The best way to determine the temperament of a puppy is to meet its parents. Talk to the breeder and ask to see pictures of both of the parent dogs. A good breeder will have no problem showing you pictures of both of the parent dogs and telling you about their temperaments.
It is also helpful to know that yellow Labs are more prone to having a lot of energy, which makes them more suitable for hunting. Some people like to have yellow Labs as pets because they are very cheerful and playful. However, some yellow Lab owners do complain that their dogs can be too hyperactive to the point where it can become annoying.
Breeders can tell you if the puppy is going to be more on the dark or golden side. Some breeders have all dark puppies and some only have golden puppies. Occasionally breeders will have a litter of mixed puppies, which usually consist of two or three yellow puppies and one dark puppy.
Breeders can determine the gender of a Labrador when it is born. However, the puppies do not get their official gender until they are between four and six months old. Many breeders will not tell a customer the gender of the puppy until it is older because some people will only want to buy a certain gender.
When you go to a breeder to look for a puppy there are some things you should take with you:
First of all, you need to take someone who can make a decision on behalf of your family. People sometimes go to look at puppies and end up bringing home a different dog than the one they went there for.
You should also take your veterinarian’s phone number with you in case the breeder’s dogs have any kind of health issues.
You should also take along a vaccination card or your own veterinarian records if you have recently had your own puppy visit. The breeder will want to see this before selling you a new puppy.
Breeders will often want you to come back for a second visit so they can see how you interact with the puppies. They want to make sure that you are going to provide a good home for their puppies.
Sources & references used in this article:
Newfoundland and Labrador: A history by ST Cadigan – 2009 – books.google.com
Landward fining from multiple sources in a sand sheet deposited by the 1929 Grand Banks tsunami, Newfoundland by AL Moore, BG McAdoo, A Ruffman – Sedimentary Geology, 2007 – Elsevier

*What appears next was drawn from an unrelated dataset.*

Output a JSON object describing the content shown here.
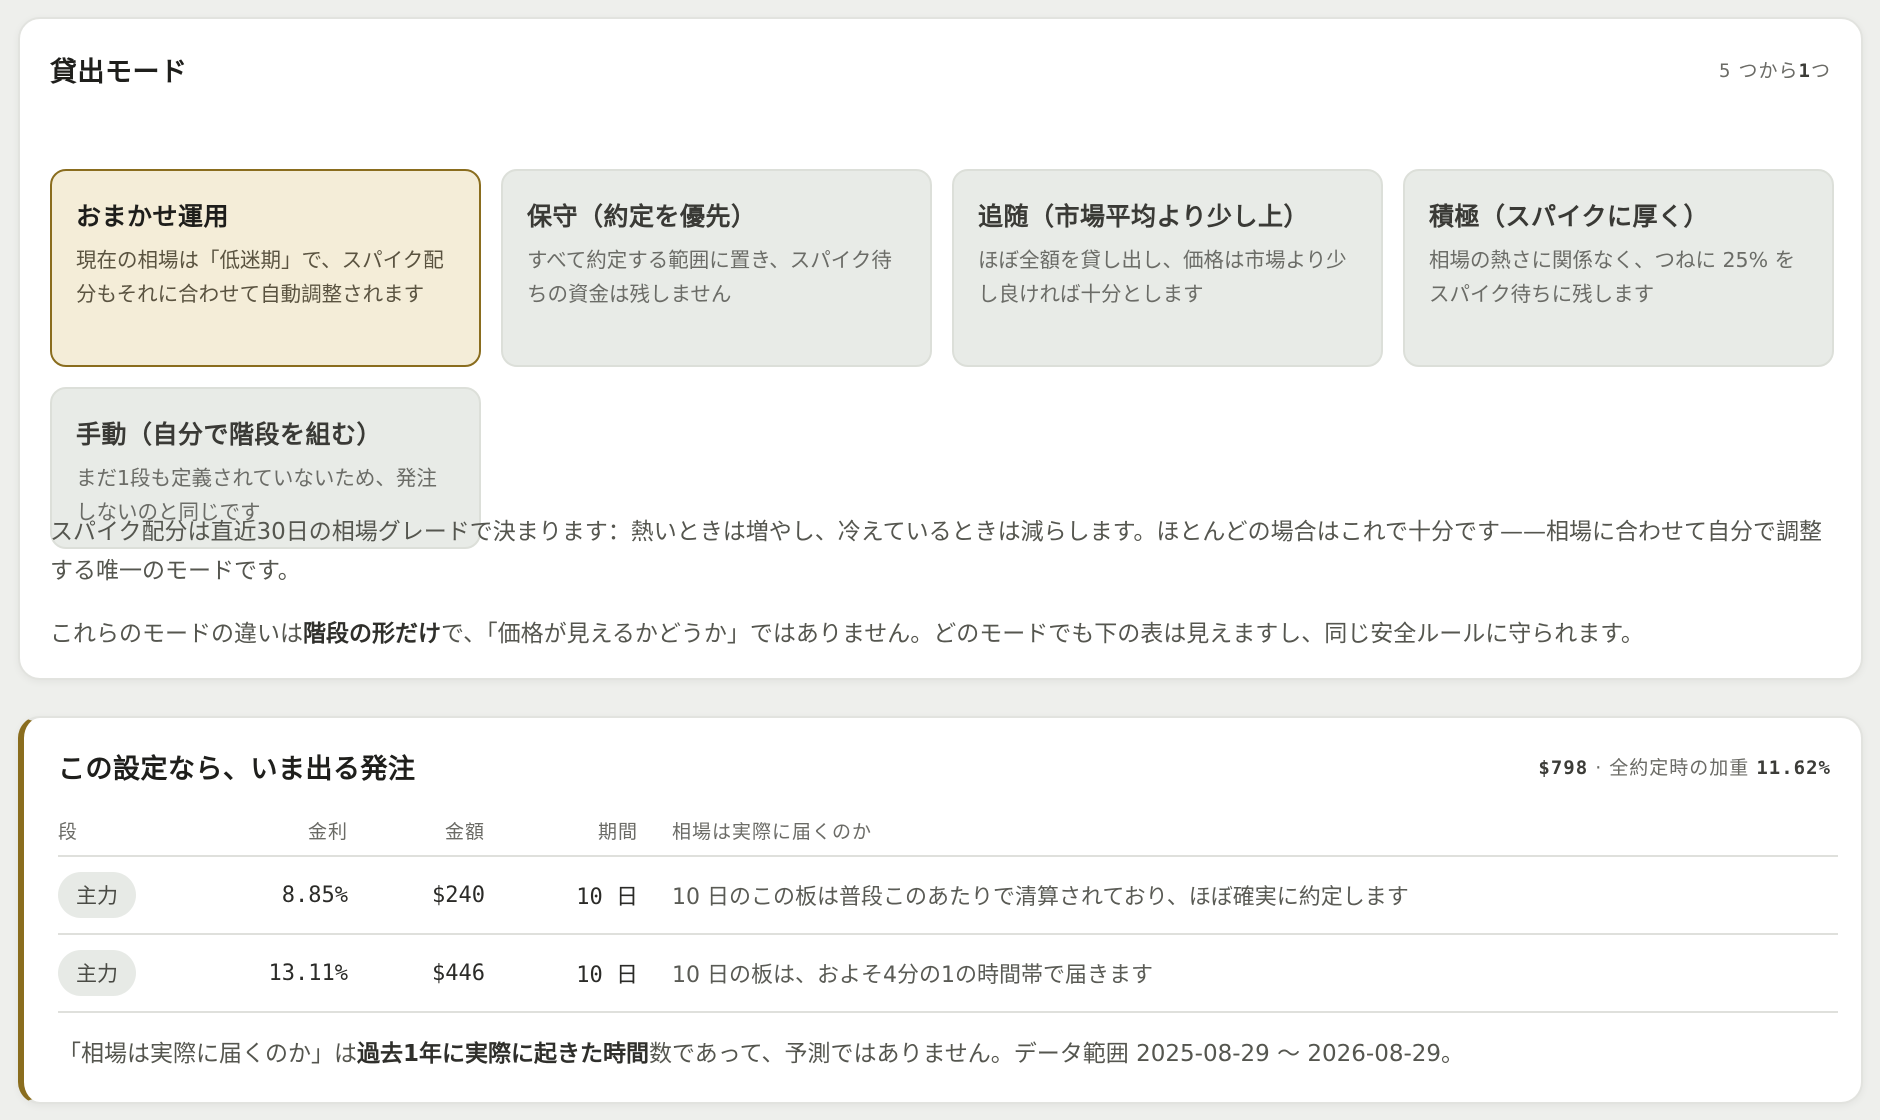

Guided change through community forestry a case study in Forest Management Unit 17–Newfoundland by MA Roy – The Forestry Chronicle, 1989 – pubs.cif-ifc.org
An 8500 cal. year multi-proxy climate record from a bog in eastern Newfoundland: contributions of meltwater discharge and solar forcing by PDM Hughes, A Blundell, DJ Charman… – Quaternary Science …, 2006 – Elsevier

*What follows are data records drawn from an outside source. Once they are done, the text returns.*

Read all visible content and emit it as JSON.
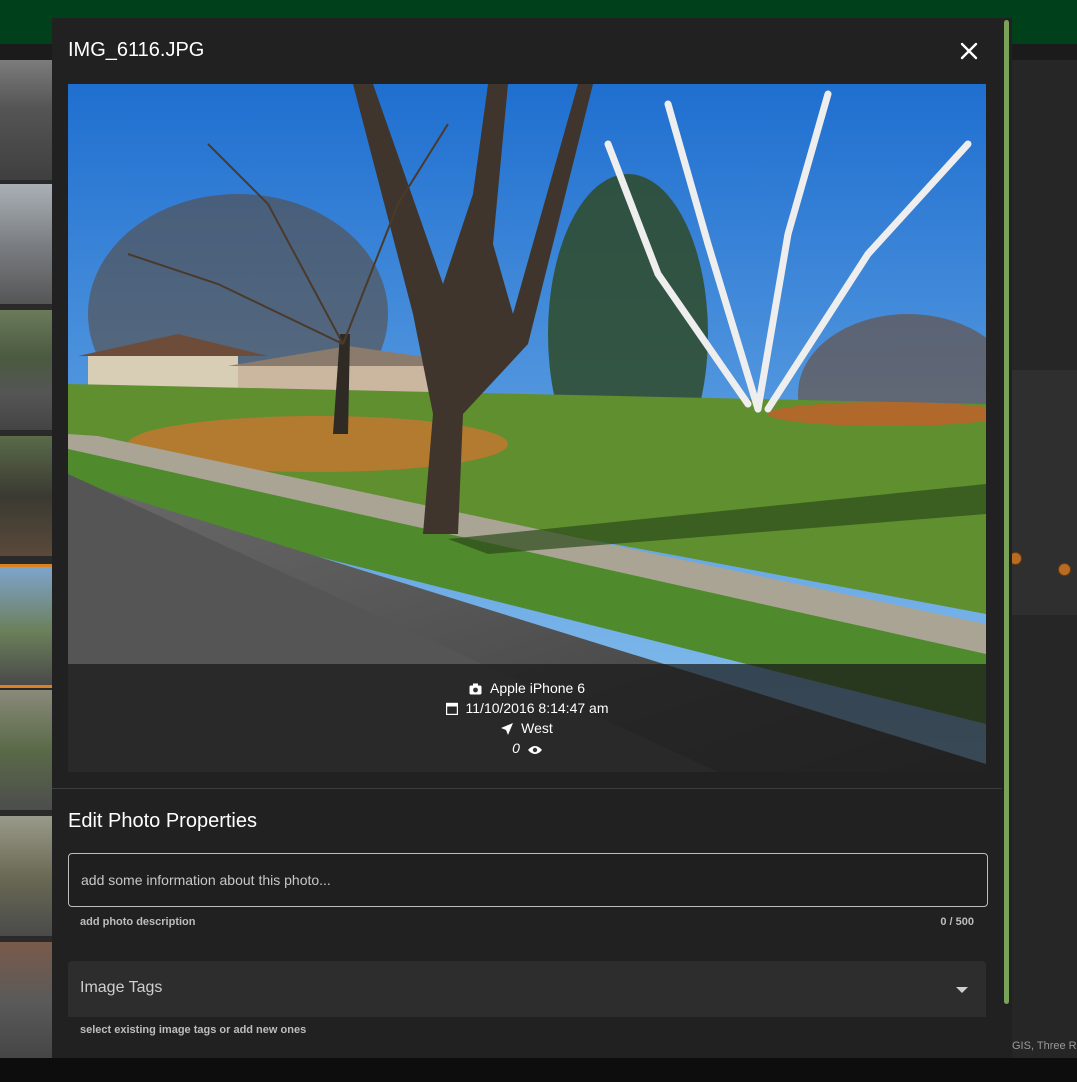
{
  "modal": {
    "title": "IMG_6116.JPG",
    "close_icon": "close-icon"
  },
  "photo": {
    "camera_icon": "camera-icon",
    "camera": "Apple iPhone 6",
    "date_icon": "calendar-icon",
    "datetime": "11/10/2016 8:14:47 am",
    "direction_icon": "navigation-arrow-icon",
    "direction": "West",
    "views": "0",
    "views_icon": "eye-icon"
  },
  "edit": {
    "section_title": "Edit Photo Properties",
    "description_placeholder": "add some information about this photo...",
    "description_value": "",
    "description_helper": "add photo description",
    "description_counter": "0 / 500",
    "tags_label": "Image Tags",
    "tags_icon": "dropdown-arrow-icon",
    "tags_helper": "select existing image tags or add new ones"
  },
  "background": {
    "attribution": "GIS, Three Ri"
  },
  "colors": {
    "topbar": "#00401b",
    "modal_bg": "#212121",
    "scroll_accent": "#7aa35a",
    "map_marker": "#b86b23"
  }
}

Growth and Hypothetical Age of the Newfoundland Bait Squid Illex illecebrosus illecebrosus by HJ Squires – Journal of the Fisheries Board of Canada, 1967 – NRC Research Press
Making History: Cultural Memory in Twentieth-Century Newfoundland by J Bannister – Newfoundland and Labrador Studies, 2002 – journals.lib.unb.ca
Newfoundland and Labrador English by S Clarke – 2010 – books.google.com
Petrogenesis and paleotectonic history of the Wild Bight Group, an Ordovician rifted island arc in central Newfoundland by HS Swinden, GA Jenner, BJ Fryer, J Hertogen… – … to Mineralogy and …, 1990 – Springer
Vernacular health moralities and culinary tourism in Newfoundland and Labrador by H Everett – Journal of American Folklore, 2009 – JSTOR